Although Bhagavad-gita is the essence of Mahabharata, set within the epic like a jewel within a ring, the activities of the Pandavas take up more verses than the direct activities of Krsna. This is in tune with Vyasadeva's intent: to give his readers interesting instructions that bring them to the level of understanding Bhagavad-gita. Yet whenever Krsna does appear in the Mahabharata, we should understand that He is the same Supreme Person who speaks the Bhagavad-gita. The Pandavas never misunderstood Krsna to be an ordinary person, and neither should we. But commentators throw doubt on some of Krsna's activities in theMahabharata, such as His advising Maharaja Yudhisthira to tell a lie.

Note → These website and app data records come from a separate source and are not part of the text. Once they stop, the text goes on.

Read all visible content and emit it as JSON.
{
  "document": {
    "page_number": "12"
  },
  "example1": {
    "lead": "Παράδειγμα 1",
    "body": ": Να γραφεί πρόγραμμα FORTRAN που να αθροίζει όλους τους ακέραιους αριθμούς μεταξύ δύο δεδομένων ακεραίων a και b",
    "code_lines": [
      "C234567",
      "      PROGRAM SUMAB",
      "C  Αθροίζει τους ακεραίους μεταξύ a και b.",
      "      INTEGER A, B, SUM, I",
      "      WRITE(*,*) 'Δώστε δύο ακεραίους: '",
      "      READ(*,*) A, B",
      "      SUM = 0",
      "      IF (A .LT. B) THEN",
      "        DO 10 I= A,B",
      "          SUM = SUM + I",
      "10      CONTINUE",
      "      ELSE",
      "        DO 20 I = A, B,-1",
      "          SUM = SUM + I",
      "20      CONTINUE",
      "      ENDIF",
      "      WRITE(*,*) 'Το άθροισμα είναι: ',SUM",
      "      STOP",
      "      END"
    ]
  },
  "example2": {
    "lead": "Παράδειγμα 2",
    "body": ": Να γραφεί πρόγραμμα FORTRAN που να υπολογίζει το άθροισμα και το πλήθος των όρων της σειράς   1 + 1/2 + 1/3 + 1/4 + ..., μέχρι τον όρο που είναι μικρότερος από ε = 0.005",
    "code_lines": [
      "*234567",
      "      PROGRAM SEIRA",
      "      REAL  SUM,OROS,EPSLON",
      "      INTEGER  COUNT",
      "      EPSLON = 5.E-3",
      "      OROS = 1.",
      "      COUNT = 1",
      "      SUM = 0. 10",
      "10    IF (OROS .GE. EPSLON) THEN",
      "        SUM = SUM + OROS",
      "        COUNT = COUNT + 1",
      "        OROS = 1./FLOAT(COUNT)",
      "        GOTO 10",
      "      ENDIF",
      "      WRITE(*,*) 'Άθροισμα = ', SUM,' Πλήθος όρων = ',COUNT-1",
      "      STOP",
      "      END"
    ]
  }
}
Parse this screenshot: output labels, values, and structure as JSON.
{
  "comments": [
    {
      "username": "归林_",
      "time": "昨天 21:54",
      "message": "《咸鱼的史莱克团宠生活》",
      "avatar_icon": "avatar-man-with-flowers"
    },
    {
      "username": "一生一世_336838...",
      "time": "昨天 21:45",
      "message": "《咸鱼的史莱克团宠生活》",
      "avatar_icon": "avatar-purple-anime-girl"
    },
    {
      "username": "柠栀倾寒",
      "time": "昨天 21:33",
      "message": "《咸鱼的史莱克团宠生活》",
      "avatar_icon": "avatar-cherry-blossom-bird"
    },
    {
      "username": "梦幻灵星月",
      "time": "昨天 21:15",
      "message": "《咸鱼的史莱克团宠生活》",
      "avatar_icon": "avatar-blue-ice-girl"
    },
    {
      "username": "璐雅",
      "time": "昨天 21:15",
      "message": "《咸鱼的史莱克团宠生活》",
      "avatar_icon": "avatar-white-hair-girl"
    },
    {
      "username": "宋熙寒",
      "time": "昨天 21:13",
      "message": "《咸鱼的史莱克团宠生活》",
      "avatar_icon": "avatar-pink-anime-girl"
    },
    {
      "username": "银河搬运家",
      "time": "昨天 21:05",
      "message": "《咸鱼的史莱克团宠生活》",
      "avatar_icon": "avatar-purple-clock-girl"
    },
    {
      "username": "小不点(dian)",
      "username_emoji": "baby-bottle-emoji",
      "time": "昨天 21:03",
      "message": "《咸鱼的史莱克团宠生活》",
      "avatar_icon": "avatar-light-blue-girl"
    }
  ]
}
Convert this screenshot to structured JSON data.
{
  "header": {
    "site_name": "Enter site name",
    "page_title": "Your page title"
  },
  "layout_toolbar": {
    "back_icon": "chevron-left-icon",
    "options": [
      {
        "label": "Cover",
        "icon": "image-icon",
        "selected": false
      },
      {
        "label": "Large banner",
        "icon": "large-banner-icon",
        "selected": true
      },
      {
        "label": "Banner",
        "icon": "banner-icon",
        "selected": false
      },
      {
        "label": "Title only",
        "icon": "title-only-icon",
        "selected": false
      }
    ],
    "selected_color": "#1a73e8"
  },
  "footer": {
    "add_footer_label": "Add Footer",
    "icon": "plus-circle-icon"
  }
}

When Krsna asked His devotee Yudhisthira to lie, Yudhisthira hesitated because he had never told a lie. Krsna was testing His devotee, and only because of Yudhisthira's ultimate surrender to Krsna did he keep his reputation as a pure devotee of the Lord. Krsna is the Supreme Personality of Godhead, and all His actions are absolute. When to the mundane vision He appears to steal butter from the householders in Vrndavana, when He dances at night with the gopis, or when He asks Yudhisthira to transcend ordinary morality, these are all lila, or pastimes, of the Supreme Lord. They are not acts that can be imitated.

In presenting Mahabharata, Vyasadeva intended to give spiritual instruction, and yet he was criticized by his spiritual master, Narada, for his undue emphasis on ordinary topics. Narada said that human beings already have a strong inclination to act for sense gratification, and if this is sanctioned by religion, then it will be a great disservice to humanity and to God.

Narada therefore advised Vyasa to compile another scripture, which would be free of all material forms of religion, and which could elevate people to pure love of God. Vyasadeva then meditated and received the divine vision for describing the ultimate Vedic scripture, Srimad-Bhagavatam.

In an age where time is short and we cannot pore over voluminous scriptures, we should concentrate on scriptures that can elevate us directly to pure love of God. Bhagavad-gita, the essence of Mahabharata, will serve this purpose excellently. For further study, Srimad-Bhagavatam gives us the full pastimes and teachings of Lord Krsna. And when we find time to read the Mahabharata, it should be with an understanding that Krsna is the Supreme Lord. Having understood this conclusion from the Bhagavad-gita, we can then enjoy readings or theatrical renditions of Mahabharata, provided they are performed by those who know the conclusion of the Vedic literature. – Satsvarupa Dasa Goswami